## Data for processing:
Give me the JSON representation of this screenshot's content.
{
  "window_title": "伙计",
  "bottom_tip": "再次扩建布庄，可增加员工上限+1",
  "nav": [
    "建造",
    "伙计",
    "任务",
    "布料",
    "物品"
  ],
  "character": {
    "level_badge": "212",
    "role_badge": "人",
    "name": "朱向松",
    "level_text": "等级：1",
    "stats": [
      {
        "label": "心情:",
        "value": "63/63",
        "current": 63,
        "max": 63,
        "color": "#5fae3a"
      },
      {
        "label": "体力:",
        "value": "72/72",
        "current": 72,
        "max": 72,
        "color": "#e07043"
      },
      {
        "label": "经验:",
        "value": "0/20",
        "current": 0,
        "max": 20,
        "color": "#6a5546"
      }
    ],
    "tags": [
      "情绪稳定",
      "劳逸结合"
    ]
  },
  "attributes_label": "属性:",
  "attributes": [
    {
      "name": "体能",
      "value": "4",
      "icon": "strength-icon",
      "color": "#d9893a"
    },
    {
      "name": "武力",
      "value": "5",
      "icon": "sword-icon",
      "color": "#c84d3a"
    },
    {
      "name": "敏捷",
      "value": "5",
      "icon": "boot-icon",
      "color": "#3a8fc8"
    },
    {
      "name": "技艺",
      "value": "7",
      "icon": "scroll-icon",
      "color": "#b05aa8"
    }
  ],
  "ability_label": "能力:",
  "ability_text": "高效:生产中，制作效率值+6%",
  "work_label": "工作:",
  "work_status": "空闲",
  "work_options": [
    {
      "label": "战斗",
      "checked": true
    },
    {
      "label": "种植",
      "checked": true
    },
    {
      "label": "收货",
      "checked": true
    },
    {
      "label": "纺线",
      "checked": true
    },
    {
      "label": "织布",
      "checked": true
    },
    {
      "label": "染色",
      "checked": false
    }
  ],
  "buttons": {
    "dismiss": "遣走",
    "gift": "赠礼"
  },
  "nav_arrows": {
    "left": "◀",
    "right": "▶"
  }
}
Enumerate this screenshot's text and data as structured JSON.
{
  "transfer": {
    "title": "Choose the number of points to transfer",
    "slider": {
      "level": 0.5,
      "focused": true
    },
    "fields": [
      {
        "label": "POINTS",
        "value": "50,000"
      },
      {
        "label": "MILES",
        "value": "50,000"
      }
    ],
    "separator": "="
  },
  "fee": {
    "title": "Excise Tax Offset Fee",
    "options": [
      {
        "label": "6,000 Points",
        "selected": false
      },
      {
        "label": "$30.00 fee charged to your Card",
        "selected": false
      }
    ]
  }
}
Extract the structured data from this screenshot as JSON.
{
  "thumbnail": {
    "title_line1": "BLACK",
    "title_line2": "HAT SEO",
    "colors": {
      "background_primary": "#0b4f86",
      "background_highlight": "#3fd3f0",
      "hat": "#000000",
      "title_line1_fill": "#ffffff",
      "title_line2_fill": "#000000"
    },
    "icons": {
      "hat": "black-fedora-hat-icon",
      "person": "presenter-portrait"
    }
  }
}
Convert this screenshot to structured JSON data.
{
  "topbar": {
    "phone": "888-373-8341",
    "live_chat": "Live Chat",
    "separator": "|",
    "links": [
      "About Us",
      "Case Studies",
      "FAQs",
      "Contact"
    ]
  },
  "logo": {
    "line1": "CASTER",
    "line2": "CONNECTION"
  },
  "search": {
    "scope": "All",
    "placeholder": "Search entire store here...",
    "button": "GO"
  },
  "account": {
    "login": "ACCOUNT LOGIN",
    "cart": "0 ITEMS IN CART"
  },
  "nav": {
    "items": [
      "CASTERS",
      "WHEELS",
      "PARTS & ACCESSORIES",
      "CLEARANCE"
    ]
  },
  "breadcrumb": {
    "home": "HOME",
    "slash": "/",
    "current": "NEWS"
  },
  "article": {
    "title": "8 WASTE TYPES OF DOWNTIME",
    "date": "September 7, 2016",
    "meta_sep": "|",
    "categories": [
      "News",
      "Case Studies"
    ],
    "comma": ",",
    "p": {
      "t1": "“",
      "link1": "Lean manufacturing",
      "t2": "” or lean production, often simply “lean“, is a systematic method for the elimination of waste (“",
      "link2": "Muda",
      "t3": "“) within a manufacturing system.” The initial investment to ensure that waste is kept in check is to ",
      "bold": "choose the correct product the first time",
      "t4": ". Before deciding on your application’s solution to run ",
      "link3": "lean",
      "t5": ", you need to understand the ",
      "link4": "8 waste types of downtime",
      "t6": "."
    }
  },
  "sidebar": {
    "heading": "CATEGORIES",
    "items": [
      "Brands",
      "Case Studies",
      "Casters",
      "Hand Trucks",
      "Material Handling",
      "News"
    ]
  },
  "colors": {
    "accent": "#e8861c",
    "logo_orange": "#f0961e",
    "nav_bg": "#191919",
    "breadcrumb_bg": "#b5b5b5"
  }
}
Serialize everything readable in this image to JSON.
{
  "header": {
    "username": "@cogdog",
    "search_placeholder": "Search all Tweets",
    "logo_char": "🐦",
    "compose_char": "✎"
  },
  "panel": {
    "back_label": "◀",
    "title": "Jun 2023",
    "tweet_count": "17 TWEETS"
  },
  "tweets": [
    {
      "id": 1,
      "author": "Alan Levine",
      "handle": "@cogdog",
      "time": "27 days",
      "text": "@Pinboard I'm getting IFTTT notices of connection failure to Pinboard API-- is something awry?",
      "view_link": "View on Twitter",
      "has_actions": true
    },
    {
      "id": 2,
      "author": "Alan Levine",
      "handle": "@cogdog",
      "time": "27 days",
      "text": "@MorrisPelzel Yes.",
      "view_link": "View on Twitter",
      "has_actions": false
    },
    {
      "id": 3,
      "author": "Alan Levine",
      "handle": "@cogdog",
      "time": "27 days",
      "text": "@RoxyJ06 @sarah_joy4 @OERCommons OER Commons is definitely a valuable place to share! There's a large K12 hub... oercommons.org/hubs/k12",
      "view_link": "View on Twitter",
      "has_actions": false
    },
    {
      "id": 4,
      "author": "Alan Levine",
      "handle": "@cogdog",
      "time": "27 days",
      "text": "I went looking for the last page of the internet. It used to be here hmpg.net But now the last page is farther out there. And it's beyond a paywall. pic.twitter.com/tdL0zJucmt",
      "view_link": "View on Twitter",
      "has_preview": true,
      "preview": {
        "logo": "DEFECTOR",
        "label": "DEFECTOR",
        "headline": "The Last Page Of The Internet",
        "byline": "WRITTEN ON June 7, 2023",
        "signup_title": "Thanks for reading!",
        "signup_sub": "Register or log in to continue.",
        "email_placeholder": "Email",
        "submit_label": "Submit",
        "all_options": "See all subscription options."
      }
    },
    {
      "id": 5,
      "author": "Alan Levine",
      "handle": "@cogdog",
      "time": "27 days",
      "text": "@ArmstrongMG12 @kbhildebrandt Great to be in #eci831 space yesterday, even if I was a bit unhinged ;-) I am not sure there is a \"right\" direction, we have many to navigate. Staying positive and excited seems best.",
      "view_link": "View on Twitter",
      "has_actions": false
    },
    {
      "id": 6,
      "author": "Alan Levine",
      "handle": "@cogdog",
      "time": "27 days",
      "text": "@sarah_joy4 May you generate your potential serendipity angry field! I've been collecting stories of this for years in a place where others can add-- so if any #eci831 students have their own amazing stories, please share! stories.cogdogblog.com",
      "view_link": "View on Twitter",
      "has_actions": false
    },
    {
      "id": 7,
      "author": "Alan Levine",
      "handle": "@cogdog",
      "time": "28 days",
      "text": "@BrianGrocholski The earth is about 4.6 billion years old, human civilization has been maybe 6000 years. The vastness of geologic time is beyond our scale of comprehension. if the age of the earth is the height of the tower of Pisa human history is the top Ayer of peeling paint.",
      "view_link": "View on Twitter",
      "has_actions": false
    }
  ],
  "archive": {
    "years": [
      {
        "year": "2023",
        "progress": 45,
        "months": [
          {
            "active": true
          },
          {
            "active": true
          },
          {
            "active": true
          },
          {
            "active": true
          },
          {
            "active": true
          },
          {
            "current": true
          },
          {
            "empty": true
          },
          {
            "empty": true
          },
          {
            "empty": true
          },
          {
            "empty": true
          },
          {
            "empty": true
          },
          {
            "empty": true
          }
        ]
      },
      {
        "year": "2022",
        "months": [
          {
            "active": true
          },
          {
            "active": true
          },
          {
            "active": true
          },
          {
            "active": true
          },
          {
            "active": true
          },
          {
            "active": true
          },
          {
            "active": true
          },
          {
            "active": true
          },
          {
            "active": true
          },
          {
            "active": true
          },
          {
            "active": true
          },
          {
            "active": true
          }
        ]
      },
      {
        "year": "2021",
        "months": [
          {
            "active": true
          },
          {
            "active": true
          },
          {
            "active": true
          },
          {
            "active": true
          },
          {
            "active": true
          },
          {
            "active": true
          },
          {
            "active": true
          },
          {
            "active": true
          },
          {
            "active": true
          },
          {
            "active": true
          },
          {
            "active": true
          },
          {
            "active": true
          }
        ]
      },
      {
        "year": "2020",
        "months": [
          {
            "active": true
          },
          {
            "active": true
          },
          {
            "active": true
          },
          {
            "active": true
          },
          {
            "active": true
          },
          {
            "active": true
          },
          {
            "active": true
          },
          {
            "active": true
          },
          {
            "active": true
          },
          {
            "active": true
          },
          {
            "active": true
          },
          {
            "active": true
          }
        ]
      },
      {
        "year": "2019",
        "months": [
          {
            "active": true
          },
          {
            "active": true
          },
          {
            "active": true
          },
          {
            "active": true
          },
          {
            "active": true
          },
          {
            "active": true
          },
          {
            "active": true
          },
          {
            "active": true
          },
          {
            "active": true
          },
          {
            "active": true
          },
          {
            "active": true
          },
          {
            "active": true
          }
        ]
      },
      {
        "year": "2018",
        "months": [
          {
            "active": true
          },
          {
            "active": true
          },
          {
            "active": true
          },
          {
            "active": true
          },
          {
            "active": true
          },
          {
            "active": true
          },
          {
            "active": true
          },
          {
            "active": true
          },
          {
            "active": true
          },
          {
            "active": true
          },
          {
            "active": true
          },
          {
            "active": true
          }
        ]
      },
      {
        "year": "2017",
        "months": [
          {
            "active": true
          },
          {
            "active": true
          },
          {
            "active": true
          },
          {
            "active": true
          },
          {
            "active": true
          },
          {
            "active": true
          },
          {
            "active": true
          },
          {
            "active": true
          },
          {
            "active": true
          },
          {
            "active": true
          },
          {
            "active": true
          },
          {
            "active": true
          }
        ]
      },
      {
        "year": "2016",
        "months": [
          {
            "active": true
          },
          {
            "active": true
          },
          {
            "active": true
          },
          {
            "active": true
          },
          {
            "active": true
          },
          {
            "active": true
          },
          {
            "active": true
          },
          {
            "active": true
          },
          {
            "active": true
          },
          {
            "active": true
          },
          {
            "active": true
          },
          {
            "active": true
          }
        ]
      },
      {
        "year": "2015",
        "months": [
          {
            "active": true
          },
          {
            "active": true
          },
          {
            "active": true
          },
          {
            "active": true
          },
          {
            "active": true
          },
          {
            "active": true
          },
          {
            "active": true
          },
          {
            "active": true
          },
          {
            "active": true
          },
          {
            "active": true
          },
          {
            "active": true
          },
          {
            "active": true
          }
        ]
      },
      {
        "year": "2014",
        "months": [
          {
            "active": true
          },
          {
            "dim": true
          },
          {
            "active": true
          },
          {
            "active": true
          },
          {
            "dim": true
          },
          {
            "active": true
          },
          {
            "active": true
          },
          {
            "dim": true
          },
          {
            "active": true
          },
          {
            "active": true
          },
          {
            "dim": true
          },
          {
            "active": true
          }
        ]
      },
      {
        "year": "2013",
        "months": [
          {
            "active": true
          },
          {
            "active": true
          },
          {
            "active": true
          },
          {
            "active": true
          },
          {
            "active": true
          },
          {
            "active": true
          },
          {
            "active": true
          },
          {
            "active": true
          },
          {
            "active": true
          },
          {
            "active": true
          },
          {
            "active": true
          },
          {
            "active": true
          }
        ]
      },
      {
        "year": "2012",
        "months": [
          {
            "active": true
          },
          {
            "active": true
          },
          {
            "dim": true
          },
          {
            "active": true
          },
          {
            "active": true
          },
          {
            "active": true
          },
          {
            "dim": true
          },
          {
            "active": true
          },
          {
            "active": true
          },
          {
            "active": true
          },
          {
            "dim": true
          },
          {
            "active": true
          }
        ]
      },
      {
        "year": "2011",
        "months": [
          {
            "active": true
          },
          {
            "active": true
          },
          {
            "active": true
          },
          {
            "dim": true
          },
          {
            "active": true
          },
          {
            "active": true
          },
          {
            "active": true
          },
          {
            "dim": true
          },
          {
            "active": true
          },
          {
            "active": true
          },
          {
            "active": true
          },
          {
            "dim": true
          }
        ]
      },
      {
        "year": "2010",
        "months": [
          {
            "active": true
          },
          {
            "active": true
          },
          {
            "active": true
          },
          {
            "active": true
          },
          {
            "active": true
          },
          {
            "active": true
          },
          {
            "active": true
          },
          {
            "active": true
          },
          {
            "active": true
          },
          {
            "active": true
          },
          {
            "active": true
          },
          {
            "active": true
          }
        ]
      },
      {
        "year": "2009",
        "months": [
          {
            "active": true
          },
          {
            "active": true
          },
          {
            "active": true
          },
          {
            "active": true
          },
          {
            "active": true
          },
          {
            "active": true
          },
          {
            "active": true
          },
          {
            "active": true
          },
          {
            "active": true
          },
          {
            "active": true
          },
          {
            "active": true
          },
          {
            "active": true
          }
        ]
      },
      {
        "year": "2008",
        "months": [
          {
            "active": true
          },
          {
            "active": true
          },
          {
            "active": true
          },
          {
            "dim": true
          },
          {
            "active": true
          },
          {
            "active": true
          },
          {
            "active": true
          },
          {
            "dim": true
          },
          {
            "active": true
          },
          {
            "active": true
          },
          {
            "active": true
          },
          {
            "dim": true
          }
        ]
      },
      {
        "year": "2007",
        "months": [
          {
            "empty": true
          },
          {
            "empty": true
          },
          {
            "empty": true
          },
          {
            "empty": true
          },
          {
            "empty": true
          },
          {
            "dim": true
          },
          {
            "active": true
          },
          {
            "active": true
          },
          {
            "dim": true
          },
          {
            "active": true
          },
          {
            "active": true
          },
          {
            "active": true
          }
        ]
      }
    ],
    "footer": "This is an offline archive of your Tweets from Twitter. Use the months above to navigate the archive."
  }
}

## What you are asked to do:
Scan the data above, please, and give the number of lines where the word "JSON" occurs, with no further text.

## Exercise output:
5